Dysfunctional hdl cadi

• High-density lipoprotein cholesterol (HDL-C) may reduce the atherosclerotic burden by multiple mechanisms leading to reduced CVD (cardiovascular disease) risk independent of the LDL-C levels. 1 The best known function of HDL-C is the reverse cholesterol transport wherein , HDL-C interacts with foam cells to remove cholesterol from the periphery, allowing it to be cleared by the liver and then excreted into the bile. 1

• Other important functions of HDL-C include potentiation of endothelial function and repair, nitric oxide synthesis, prostacyclin production, and improvement in fibrinolytic balance. Normal HDL has significant anti-inflammatory, antithrombotic, and antioxidant activity. HDL is also a key player in innate immunity and the metabolism of other circulating lipoproteins. 1

• The quality of the HDL-C appears to be more important than the quantity of HDL. 2 Clinical conditions associated with inflammation and oxidative stress can adversely alter the normal functions of HDL. 1 High levels of HDL-C among people who consume liberal amounts of alcohol have been associated with increased rather than decreased cardiovascular risk.

• Dysfunctional HDL-C is generally thought of as not cardioprotective even if HDL-C is present in high levels. Multiple clinical studies have identified individuals with a significant atherosclerotic burden despite normal or elevated levels of HDL-C. Conversely some populations with very low levels of HDL-C have paradoxically lower rates of heart disease. 3

• Although there is evidence for the existence of “dysfunctional HDL,” the term has not been consistently defined. HDL dysfunction can be envisioned as a range of altered function, from lack of function (HDL does not exert one or more of the expected effects) to a function opposite of the natural mandate (i.e., HDL causes cholesterol deposition in the artery wall, induces oxidation, or activates the inflammatory response). 4 It is assumed that dysfunctional HDL has altered composition and /or altered functions.

• Studies in mice have demonstrated that decreased scavenger receptor B1 (SR-B1) reduces clearance of HDL-C and results in greater plasma concentrations. HDL-C particles become larger with more cholesterol content, but the cholesterol transport into the liver and into the bile is decreased.
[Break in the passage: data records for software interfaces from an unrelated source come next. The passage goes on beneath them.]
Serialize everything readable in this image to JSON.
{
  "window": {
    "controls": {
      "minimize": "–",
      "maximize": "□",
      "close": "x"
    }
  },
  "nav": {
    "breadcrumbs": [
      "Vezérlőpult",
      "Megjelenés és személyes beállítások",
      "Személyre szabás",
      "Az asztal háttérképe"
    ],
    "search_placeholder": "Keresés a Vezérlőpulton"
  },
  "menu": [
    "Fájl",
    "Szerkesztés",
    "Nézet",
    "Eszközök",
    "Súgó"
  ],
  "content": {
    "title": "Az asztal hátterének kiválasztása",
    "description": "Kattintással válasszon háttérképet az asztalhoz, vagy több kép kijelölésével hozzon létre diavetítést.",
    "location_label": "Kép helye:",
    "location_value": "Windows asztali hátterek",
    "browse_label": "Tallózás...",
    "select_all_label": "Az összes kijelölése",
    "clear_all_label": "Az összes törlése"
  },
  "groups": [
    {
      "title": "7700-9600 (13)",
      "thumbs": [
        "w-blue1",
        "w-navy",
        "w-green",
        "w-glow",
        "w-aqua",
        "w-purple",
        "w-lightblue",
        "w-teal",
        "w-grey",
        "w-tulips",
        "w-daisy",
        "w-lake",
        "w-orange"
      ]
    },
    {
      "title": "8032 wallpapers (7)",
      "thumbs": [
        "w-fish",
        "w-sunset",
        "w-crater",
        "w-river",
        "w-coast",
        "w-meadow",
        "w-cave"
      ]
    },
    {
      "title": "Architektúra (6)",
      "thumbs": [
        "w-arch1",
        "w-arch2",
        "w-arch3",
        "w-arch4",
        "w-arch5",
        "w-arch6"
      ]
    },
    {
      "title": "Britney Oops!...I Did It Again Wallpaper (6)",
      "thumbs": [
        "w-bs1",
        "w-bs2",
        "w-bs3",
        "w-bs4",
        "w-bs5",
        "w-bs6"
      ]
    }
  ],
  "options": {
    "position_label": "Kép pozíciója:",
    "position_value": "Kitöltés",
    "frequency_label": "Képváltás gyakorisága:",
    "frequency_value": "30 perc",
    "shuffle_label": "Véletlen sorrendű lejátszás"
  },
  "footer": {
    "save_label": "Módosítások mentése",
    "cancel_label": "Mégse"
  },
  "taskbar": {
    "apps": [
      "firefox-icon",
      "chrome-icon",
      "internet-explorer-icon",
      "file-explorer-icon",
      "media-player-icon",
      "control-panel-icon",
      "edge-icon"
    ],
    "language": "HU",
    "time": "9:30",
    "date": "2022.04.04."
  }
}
Besides, cholesterol transport from peripheral tissues is impeded and thus fails to protect against developing atherosclerosis. 4

• A better understanding of HDL-C functionality may lead to less emphasis on increasing HDL-C levels per se and more on improving HDL function. Indeed, only a functional HDL-C should be targeted with concentration-increasing strategies, while lowering levels of dysfunctional HDL can become a bona fide goal as well. 4

• Cholesterol efflux capacity from macrophages ─ a metric of HDL function ─ has a strong inverse association with CAD status independently of the HDL-C level. 5 Clinical assays have been developed to assess the functionality of HDL in research but are not available for use in clinical practice.

• Several lines of evidence suggests a high probability of dysfunctional HDL-C in Asian Indians. 6 At identical levels of HDL-C, Asian Indians have a higher proportion of less cardioprotective small HDL particles and a lower proportion of more cardioprotective large HDL particles compared to whites. 7 More importantly, the overall HDL particle size is smaller in Asian Indians. 7, 8

• Given the very high prevalence of low HDL2, 12 aggressive statin-niacin combination therapy that remodel HDL particle to resemble that of apparently healthy subjects seems warranted. 13 Such therapy has also favorable impact on all lipoproteins. 14

• Prescription Niacin is one of the few agents that not only raise the HDL-C, but also selectively increases the large HDL2 that has been shown to be associated with improved function as evidenced by reduction in coronary events as well as regression of atherosclerosis. 15

8. Bhalodkar NC, Blum S, Rana T, et al. Comparison of Levels of Large and Small High-Density Lipoprotein Cholesterol in Asian Indian Men Compared to Caucasian Men in the Framingham Offspring Study. American Journal of Cardiology. 2004;In press.